Your task → Provide a verbatim copy of all the records below, leaving the images out.

------------------------

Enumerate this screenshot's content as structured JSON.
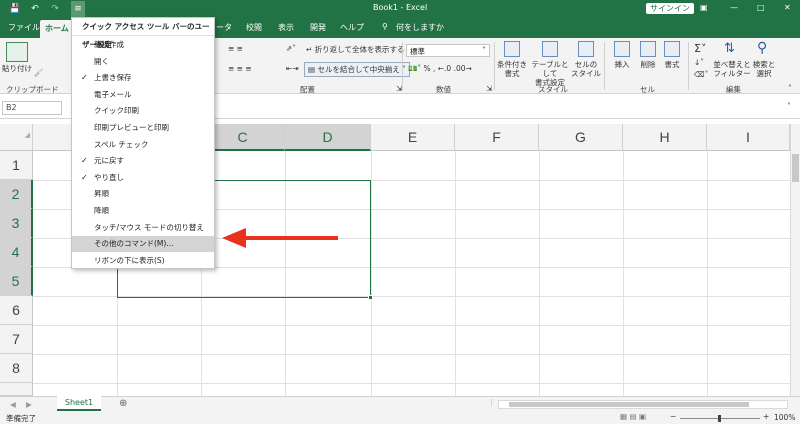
{
  "window": {
    "title": "Book1 - Excel",
    "search_hint": "何をしますか",
    "signin": "サインイン",
    "controls": [
      "—",
      "□",
      "✕"
    ]
  },
  "qat": {
    "save_icon": "save-icon",
    "undo_icon": "undo-icon",
    "redo_icon": "redo-icon",
    "customize_icon": "chevron-down-icon"
  },
  "tabs": [
    "ファイル",
    "ホーム",
    "ータ",
    "校閲",
    "表示",
    "開発",
    "ヘルプ"
  ],
  "ribbon": {
    "clipboard_label": "クリップボード",
    "paste_label": "貼り付け",
    "wrap_text": "折り返して全体を表示する",
    "merge_center": "セルを結合して中央揃え",
    "number_format": "標準",
    "alignment_group": "配置",
    "number_group": "数値",
    "styles": {
      "conditional": [
        "条件付き",
        "書式"
      ],
      "table": [
        "テーブルとして",
        "書式設定"
      ],
      "cell": [
        "セルの",
        "スタイル"
      ],
      "group": "スタイル"
    },
    "cells": {
      "insert": "挿入",
      "delete": "削除",
      "format": "書式",
      "group": "セル"
    },
    "editing": {
      "sort": [
        "並べ替えと",
        "フィルター"
      ],
      "find": [
        "検索と",
        "選択"
      ],
      "group": "編集"
    }
  },
  "namebox": "B2",
  "columns": [
    "C",
    "D",
    "E",
    "F",
    "G",
    "H",
    "I"
  ],
  "rows": [
    "1",
    "2",
    "3",
    "4",
    "5",
    "6",
    "7",
    "8"
  ],
  "menu": {
    "title": "クイック アクセス ツール バーのユーザー設定",
    "items": [
      {
        "label": "新規作成",
        "checked": false
      },
      {
        "label": "開く",
        "checked": false
      },
      {
        "label": "上書き保存",
        "checked": true
      },
      {
        "label": "電子メール",
        "checked": false
      },
      {
        "label": "クイック印刷",
        "checked": false
      },
      {
        "label": "印刷プレビューと印刷",
        "checked": false
      },
      {
        "label": "スペル チェック",
        "checked": false
      },
      {
        "label": "元に戻す",
        "checked": true
      },
      {
        "label": "やり直し",
        "checked": true
      },
      {
        "label": "昇順",
        "checked": false
      },
      {
        "label": "降順",
        "checked": false
      },
      {
        "label": "タッチ/マウス モードの切り替え",
        "checked": false
      },
      {
        "label": "その他のコマンド(M)...",
        "checked": false,
        "highlighted": true
      },
      {
        "label": "リボンの下に表示(S)",
        "checked": false
      }
    ]
  },
  "sheet_tab": "Sheet1",
  "status": {
    "ready": "準備完了",
    "zoom": "100%"
  },
  "colors": {
    "accent": "#217346",
    "arrow": "#e8341c"
  }
}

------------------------

Result →
Enumerate this screenshot's content as structured JSON.
{
  "window": {
    "title": "Book1 - Excel",
    "search_hint": "何をしますか",
    "signin": "サインイン",
    "controls": [
      "—",
      "□",
      "✕"
    ]
  },
  "qat": {
    "save_icon": "save-icon",
    "undo_icon": "undo-icon",
    "redo_icon": "redo-icon",
    "customize_icon": "chevron-down-icon"
  },
  "tabs": [
    "ファイル",
    "ホーム",
    "ータ",
    "校閲",
    "表示",
    "開発",
    "ヘルプ"
  ],
  "ribbon": {
    "clipboard_label": "クリップボード",
    "paste_label": "貼り付け",
    "wrap_text": "折り返して全体を表示する",
    "merge_center": "セルを結合して中央揃え",
    "number_format": "標準",
    "alignment_group": "配置",
    "number_group": "数値",
    "styles": {
      "conditional": [
        "条件付き",
        "書式"
      ],
      "table": [
        "テーブルとして",
        "書式設定"
      ],
      "cell": [
        "セルの",
        "スタイル"
      ],
      "group": "スタイル"
    },
    "cells": {
      "insert": "挿入",
      "delete": "削除",
      "format": "書式",
      "group": "セル"
    },
    "editing": {
      "sort": [
        "並べ替えと",
        "フィルター"
      ],
      "find": [
        "検索と",
        "選択"
      ],
      "group": "編集"
    }
  },
  "namebox": "B2",
  "columns": [
    "C",
    "D",
    "E",
    "F",
    "G",
    "H",
    "I"
  ],
  "rows": [
    "1",
    "2",
    "3",
    "4",
    "5",
    "6",
    "7",
    "8"
  ],
  "menu": {
    "title": "クイック アクセス ツール バーのユーザー設定",
    "items": [
      {
        "label": "新規作成",
        "checked": false
      },
      {
        "label": "開く",
        "checked": false
      },
      {
        "label": "上書き保存",
        "checked": true
      },
      {
        "label": "電子メール",
        "checked": false
      },
      {
        "label": "クイック印刷",
        "checked": false
      },
      {
        "label": "印刷プレビューと印刷",
        "checked": false
      },
      {
        "label": "スペル チェック",
        "checked": false
      },
      {
        "label": "元に戻す",
        "checked": true
      },
      {
        "label": "やり直し",
        "checked": true
      },
      {
        "label": "昇順",
        "checked": false
      },
      {
        "label": "降順",
        "checked": false
      },
      {
        "label": "タッチ/マウス モードの切り替え",
        "checked": false
      },
      {
        "label": "その他のコマンド(M)...",
        "checked": false,
        "highlighted": true
      },
      {
        "label": "リボンの下に表示(S)",
        "checked": false
      }
    ]
  },
  "sheet_tab": "Sheet1",
  "status": {
    "ready": "準備完了",
    "zoom": "100%"
  },
  "colors": {
    "accent": "#217346",
    "arrow": "#e8341c"
  }
}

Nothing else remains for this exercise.